BEGIN Provided data

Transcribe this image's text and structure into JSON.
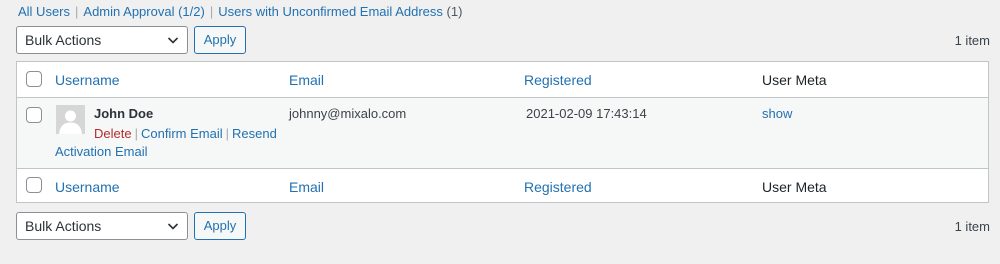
{
  "views": {
    "all_users": "All Users",
    "separator": "|",
    "admin_approval": "Admin Approval (1/2)",
    "unconfirmed": "Users with Unconfirmed Email Address",
    "unconfirmed_count": "(1)"
  },
  "top_nav": {
    "bulk_actions": "Bulk Actions",
    "apply": "Apply",
    "items_count": "1 item"
  },
  "bottom_nav": {
    "bulk_actions": "Bulk Actions",
    "apply": "Apply",
    "items_count": "1 item"
  },
  "columns": {
    "username": "Username",
    "email": "Email",
    "registered": "Registered",
    "user_meta": "User Meta"
  },
  "rows": [
    {
      "name": "John Doe",
      "actions": {
        "delete": "Delete",
        "confirm_email": "Confirm Email",
        "resend": "Resend Activation Email"
      },
      "email": "johnny@mixalo.com",
      "registered": "2021-02-09 17:43:14",
      "user_meta": "show"
    }
  ],
  "colors": {
    "link": "#2271b1",
    "delete": "#b32d2e",
    "background": "#f0f0f1",
    "border": "#c3c4c7"
  },
  "icons": {
    "avatar": "default-avatar-icon",
    "dropdown": "chevron-down-icon"
  }
}
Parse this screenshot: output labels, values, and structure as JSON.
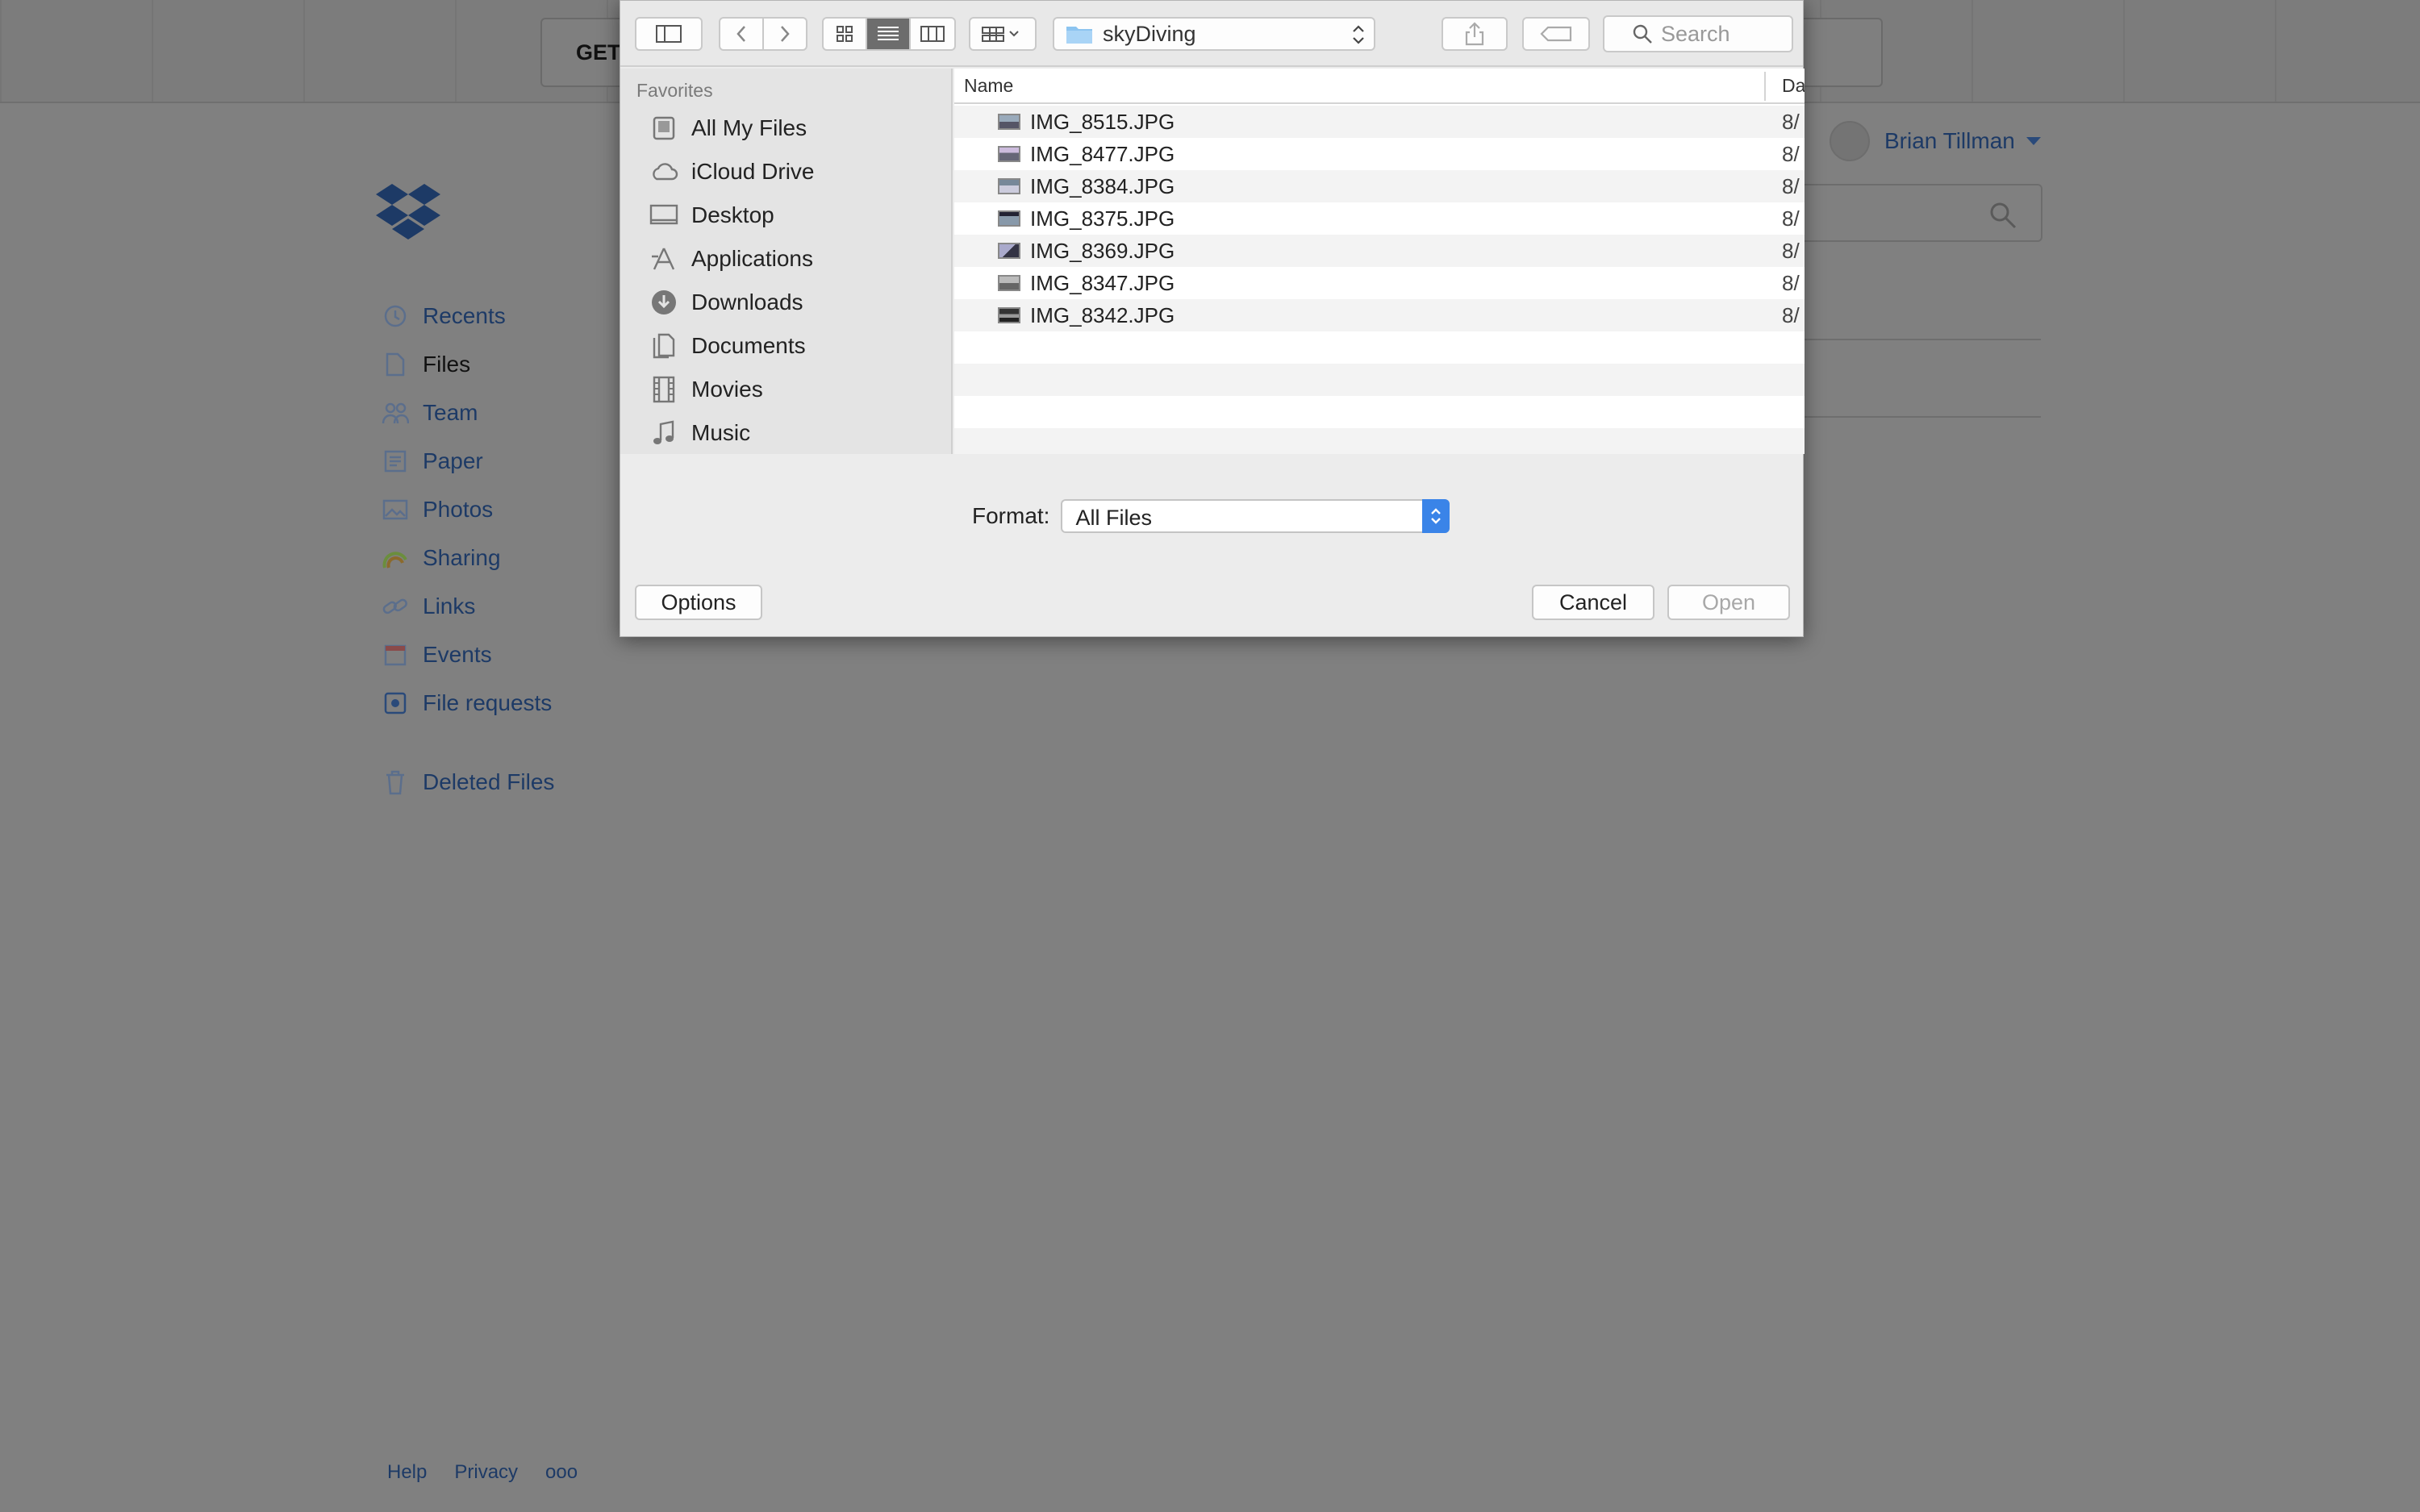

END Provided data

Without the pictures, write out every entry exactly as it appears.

## Finished task
Transcribe this image's text and structure into JSON.
{
  "views": {
    "all_users": "All Users",
    "separator": "|",
    "admin_approval": "Admin Approval (1/2)",
    "unconfirmed": "Users with Unconfirmed Email Address",
    "unconfirmed_count": "(1)"
  },
  "top_nav": {
    "bulk_actions": "Bulk Actions",
    "apply": "Apply",
    "items_count": "1 item"
  },
  "bottom_nav": {
    "bulk_actions": "Bulk Actions",
    "apply": "Apply",
    "items_count": "1 item"
  },
  "columns": {
    "username": "Username",
    "email": "Email",
    "registered": "Registered",
    "user_meta": "User Meta"
  },
  "rows": [
    {
      "name": "John Doe",
      "actions": {
        "delete": "Delete",
        "confirm_email": "Confirm Email",
        "resend": "Resend Activation Email"
      },
      "email": "johnny@mixalo.com",
      "registered": "2021-02-09 17:43:14",
      "user_meta": "show"
    }
  ],
  "colors": {
    "link": "#2271b1",
    "delete": "#b32d2e",
    "background": "#f0f0f1",
    "border": "#c3c4c7"
  },
  "icons": {
    "avatar": "default-avatar-icon",
    "dropdown": "chevron-down-icon"
  }
}
Parse this screenshot: output labels, values, and structure as JSON.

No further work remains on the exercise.